SAVANNAH, GA— September 28, 2016– Savannah State University’s (SSU) Qian Chen, Ph.D., assistant professor of computer science technology, and two students completed a summer research project aimed at protecting infrastructure. Chen was joined by Summer Sykes, a senior electronics engineering technology student from Atlanta, Ga., and Chelsea Calhoun, a senior in computer science technology from Jacksonville, Fla.
The SSU team worked at the Oak Ridge National Laboratory (ORNL) to design and test a method for companies to know a cyber attack is affecting a supervisory control and data acquisition (SCADA) system. Many of the nation’s large industries and manufacturers – oil companies, wastewater facilities, electrical grids, large communication networks – use SCADA systems to remotely operate multiple locations from a single place.

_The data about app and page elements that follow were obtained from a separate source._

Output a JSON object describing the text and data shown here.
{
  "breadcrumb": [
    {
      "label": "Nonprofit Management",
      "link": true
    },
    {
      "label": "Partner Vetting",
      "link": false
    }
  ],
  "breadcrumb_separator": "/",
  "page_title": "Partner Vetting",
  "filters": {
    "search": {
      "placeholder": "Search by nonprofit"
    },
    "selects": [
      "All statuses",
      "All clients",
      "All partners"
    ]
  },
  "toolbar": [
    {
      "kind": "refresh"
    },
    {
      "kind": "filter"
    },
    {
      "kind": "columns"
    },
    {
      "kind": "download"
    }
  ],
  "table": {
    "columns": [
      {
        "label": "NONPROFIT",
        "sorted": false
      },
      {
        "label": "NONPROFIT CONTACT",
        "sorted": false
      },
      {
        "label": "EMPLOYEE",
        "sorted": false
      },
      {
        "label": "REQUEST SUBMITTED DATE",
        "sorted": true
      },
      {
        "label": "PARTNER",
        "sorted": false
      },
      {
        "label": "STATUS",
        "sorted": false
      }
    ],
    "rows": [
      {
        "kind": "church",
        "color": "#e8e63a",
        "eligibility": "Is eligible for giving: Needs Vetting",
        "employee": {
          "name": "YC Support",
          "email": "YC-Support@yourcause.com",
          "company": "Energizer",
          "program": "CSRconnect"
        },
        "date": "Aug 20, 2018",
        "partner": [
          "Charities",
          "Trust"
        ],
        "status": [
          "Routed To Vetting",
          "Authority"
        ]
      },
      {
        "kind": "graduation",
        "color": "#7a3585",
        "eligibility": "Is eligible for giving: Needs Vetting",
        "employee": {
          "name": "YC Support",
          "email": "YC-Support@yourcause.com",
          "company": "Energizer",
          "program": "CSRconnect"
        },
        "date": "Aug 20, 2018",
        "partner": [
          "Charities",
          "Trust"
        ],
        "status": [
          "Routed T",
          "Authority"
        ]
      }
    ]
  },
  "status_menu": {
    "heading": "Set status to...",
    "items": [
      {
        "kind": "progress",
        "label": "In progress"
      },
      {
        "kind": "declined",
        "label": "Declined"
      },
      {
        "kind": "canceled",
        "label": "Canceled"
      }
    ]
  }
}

SCADA systems are prime targets for cyber attacks and, according to one study, have doubled over the past year; yet, more than 30% of organizations did not know their SCADA system had even been breached.
The research conducted by Chen, Sykes and Calhoun designed a technique with high detection accuracy. Their process monitors, tracks and compares the power consumption during normal activity and during an attack. The SCADA systems can now be programmed to sense the spike in power consumption, detect a threat and alert an organization.
Chen will present the findings at the Hawaii International Conference on System Sciences 50.
ABOUT SAVANNAH STATE UNIVERSITY
Established in 1890, Savannah State University is the oldest public historically black college or university in Georgia and the oldest institution of higher learning in the city of Savannah. The university’s 4,800 students select majors from 30 undergraduate and six graduate programs in three colleges — Liberal Arts and Social Sciences, Business Administration and Sciences and Technology — and the School of Teacher Education.